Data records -
============================================================

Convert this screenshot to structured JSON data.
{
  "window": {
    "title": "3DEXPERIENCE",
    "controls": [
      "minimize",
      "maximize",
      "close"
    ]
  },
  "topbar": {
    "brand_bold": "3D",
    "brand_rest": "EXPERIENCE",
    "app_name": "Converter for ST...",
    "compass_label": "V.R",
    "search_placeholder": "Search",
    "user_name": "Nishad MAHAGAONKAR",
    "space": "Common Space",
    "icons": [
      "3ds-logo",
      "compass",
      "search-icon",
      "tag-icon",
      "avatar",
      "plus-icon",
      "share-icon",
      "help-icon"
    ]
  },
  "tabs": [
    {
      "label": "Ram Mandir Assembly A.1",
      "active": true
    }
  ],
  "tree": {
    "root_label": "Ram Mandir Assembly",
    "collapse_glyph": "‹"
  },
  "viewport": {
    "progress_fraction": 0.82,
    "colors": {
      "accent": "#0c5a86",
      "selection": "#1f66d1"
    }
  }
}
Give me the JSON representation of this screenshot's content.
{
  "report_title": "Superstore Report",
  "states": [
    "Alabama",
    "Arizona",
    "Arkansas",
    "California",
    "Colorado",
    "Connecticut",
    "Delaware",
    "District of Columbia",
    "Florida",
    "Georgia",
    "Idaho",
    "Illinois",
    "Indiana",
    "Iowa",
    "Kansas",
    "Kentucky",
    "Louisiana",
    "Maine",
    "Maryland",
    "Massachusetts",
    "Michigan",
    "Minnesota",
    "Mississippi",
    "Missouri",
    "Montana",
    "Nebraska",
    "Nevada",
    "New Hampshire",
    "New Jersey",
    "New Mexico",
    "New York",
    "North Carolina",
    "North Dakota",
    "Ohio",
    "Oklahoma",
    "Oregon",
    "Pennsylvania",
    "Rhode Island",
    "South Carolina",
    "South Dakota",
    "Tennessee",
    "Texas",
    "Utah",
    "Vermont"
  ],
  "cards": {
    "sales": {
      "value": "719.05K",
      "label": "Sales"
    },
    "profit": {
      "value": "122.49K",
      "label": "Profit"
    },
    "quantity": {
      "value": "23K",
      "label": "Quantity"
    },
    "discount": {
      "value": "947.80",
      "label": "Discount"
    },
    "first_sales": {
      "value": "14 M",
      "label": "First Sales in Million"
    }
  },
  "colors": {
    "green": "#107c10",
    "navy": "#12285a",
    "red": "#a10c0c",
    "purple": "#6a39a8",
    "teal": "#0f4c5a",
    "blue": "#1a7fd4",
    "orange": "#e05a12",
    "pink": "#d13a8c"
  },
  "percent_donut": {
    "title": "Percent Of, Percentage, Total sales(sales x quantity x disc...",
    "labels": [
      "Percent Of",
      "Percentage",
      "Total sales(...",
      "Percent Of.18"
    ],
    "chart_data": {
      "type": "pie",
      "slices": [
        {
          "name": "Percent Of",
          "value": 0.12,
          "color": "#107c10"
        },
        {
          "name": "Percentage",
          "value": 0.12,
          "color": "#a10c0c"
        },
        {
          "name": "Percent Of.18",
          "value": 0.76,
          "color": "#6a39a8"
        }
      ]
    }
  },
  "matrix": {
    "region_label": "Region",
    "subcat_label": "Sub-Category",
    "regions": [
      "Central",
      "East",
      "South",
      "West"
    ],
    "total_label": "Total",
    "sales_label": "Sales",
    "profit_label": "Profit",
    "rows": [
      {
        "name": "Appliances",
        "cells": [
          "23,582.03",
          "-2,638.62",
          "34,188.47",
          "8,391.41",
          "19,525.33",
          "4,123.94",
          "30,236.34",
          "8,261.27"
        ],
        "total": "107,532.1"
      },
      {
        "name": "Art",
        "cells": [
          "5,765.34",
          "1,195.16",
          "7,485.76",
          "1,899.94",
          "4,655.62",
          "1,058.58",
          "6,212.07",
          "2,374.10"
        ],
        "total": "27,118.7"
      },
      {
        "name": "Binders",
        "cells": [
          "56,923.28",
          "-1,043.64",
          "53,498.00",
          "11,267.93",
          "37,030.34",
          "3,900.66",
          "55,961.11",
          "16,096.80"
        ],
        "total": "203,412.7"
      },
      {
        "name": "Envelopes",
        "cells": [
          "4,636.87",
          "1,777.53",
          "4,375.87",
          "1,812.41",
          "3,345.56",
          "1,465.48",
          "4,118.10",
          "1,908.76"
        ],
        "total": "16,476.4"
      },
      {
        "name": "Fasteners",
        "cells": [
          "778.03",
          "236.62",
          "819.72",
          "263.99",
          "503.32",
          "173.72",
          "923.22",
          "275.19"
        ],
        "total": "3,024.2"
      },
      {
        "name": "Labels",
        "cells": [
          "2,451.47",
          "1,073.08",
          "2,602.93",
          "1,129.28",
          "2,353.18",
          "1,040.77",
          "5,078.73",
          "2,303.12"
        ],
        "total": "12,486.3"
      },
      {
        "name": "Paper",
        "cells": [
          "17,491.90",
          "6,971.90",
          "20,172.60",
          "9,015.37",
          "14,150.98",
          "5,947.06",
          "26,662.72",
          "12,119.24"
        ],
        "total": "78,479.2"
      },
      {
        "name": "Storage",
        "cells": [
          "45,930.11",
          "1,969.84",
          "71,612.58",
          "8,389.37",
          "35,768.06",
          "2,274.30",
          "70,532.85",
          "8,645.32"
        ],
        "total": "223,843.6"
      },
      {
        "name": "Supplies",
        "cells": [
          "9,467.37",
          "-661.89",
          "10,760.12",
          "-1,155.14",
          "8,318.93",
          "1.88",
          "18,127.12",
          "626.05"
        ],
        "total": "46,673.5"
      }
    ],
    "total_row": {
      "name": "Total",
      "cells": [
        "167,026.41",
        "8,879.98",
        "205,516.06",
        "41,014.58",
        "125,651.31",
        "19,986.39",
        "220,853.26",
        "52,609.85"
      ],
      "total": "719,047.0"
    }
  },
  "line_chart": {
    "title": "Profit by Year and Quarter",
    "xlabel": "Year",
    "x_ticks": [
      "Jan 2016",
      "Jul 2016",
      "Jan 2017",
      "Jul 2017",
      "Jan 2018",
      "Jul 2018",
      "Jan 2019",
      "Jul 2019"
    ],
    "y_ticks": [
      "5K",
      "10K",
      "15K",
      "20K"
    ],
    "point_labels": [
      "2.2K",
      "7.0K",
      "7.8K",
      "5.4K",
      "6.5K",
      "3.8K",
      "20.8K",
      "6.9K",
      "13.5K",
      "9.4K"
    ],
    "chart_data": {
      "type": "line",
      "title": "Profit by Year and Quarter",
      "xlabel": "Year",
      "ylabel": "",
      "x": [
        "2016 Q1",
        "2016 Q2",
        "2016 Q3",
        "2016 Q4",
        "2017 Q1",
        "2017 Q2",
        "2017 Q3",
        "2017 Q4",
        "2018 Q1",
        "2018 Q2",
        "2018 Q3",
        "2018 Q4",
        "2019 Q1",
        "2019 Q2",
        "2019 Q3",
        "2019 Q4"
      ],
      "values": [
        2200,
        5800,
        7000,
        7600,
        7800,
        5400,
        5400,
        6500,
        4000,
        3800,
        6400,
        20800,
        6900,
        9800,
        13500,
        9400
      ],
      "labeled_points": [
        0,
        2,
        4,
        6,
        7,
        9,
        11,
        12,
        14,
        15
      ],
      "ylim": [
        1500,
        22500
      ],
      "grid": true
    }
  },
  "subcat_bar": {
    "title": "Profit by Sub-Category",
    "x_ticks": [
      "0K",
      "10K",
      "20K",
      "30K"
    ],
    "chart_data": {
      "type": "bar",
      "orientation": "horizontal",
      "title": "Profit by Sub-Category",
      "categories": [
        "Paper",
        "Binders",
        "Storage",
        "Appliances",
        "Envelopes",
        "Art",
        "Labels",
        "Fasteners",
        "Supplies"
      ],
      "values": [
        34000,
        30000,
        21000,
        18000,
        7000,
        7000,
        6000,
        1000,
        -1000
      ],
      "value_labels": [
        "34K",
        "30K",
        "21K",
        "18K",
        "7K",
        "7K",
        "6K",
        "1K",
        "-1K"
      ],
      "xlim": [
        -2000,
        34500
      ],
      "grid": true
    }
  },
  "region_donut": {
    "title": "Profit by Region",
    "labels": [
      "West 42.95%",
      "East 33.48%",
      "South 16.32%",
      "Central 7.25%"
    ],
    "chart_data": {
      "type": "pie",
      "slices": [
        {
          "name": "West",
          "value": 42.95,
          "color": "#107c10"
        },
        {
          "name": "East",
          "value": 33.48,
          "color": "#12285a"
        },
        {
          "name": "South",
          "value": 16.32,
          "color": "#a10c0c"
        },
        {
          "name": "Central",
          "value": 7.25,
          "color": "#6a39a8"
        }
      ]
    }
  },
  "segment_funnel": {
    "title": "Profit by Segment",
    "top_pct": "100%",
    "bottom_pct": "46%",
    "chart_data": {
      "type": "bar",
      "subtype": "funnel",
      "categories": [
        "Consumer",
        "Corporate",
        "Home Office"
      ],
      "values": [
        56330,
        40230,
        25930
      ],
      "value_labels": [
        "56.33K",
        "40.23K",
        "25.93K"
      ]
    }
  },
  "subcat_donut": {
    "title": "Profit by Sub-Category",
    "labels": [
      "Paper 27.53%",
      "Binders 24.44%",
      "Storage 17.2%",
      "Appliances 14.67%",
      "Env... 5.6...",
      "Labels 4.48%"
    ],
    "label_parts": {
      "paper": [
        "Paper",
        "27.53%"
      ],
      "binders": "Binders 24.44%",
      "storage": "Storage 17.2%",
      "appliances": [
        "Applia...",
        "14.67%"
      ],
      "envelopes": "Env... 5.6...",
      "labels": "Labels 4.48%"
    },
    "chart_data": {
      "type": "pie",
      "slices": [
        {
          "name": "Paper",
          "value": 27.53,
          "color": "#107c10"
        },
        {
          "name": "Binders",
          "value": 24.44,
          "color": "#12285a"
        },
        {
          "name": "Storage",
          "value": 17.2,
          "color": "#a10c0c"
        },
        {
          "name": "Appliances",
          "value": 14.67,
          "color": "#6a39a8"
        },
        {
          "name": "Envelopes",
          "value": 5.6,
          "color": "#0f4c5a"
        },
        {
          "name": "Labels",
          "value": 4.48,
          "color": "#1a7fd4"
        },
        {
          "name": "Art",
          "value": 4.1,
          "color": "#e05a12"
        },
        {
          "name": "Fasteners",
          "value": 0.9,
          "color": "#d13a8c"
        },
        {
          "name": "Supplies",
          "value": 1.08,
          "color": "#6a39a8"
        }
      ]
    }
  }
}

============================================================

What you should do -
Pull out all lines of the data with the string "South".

Solution to this problem -
    "South Carolina",
    "South Dakota",
      "South",
      "South 16.32%",
          "name": "South",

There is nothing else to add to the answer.